Born Giovanni Domenicio Corgiat in Italy, John was a real estate investor who, according to his Seattle Times obituary, was also notable for “establish[ing] the Louvre Restaurant, the first French-Italian eating place in Seattle, in 1888.” (It was destroyed the next year in the Great Seattle Fire.) He was also apparently involved in a number of legal cases relating to the explusion of restaurateur John Cicoria from the Joseph Mazzini Society in 1907: not only the lawsuit demanding Cicoria’s reinstatement in the Italian-American fraternal organization, but one in which the society succeeded in making him pay its legal fees, and three libel suits — one which Cicoria won against Corgiat, and two which Corgiat filed against The Seattle Times and the Message-Vero-Italo-Americano with Cicoria as co-defendant in each. The suit against the Times was dismissed at Corgiat’s request; I haven’t been able to find any more information about the other.
Originally Corgiat Street, S Corgiat Drive begins at the railroad tracks just east of Airport Way S and goes 300 feet northeast to just past Ursula Place S, at which point it turns northwest and becomes S Corgiat Drive (not in the original plat). From there, it goes ⅖ of a mile to S Albro Place, just west of Interstate 5.

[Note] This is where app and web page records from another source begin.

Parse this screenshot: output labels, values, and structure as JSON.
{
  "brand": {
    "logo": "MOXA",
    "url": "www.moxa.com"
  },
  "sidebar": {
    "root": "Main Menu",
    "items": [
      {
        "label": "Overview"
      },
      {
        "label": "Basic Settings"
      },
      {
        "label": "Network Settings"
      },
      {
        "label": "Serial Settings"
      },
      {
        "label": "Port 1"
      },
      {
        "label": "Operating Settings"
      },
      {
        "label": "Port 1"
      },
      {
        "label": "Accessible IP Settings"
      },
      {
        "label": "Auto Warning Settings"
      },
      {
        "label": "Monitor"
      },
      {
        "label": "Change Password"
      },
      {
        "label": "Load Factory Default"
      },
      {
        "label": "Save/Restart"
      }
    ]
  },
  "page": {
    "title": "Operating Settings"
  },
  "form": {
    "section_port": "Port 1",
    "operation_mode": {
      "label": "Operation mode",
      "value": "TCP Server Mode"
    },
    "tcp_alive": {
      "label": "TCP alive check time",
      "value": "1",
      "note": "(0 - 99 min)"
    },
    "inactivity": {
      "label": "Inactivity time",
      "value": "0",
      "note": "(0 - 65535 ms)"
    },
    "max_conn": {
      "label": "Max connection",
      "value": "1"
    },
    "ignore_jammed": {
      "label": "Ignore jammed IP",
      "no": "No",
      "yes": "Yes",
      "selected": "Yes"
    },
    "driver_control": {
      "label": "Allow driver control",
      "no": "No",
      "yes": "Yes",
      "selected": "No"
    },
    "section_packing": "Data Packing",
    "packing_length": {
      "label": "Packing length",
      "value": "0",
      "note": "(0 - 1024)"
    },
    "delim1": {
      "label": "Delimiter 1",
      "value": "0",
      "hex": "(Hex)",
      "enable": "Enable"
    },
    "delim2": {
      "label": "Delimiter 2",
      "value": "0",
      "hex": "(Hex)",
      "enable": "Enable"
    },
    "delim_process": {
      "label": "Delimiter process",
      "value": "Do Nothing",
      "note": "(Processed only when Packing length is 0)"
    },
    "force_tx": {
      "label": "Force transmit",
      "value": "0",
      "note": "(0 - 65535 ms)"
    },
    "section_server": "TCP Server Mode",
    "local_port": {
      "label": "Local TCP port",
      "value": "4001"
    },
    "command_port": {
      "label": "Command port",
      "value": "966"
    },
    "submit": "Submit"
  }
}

Born and raised in Seattle, Benjamin Donguk Lukoff had his interest in local history kindled at the age of six, when his father bought him settler granddaughter Sophie Frye Bass’s Pig-Tail Days in Old Seattle at the gift shop of the Museum of History and Industry. He studied English, Russian, and linguistics at the University of Washington, and went on to earn his master’s in English linguistics from University College London. His book of rephotography, Seattle Then and Now, was published in 2010. An updated version came out in 2015.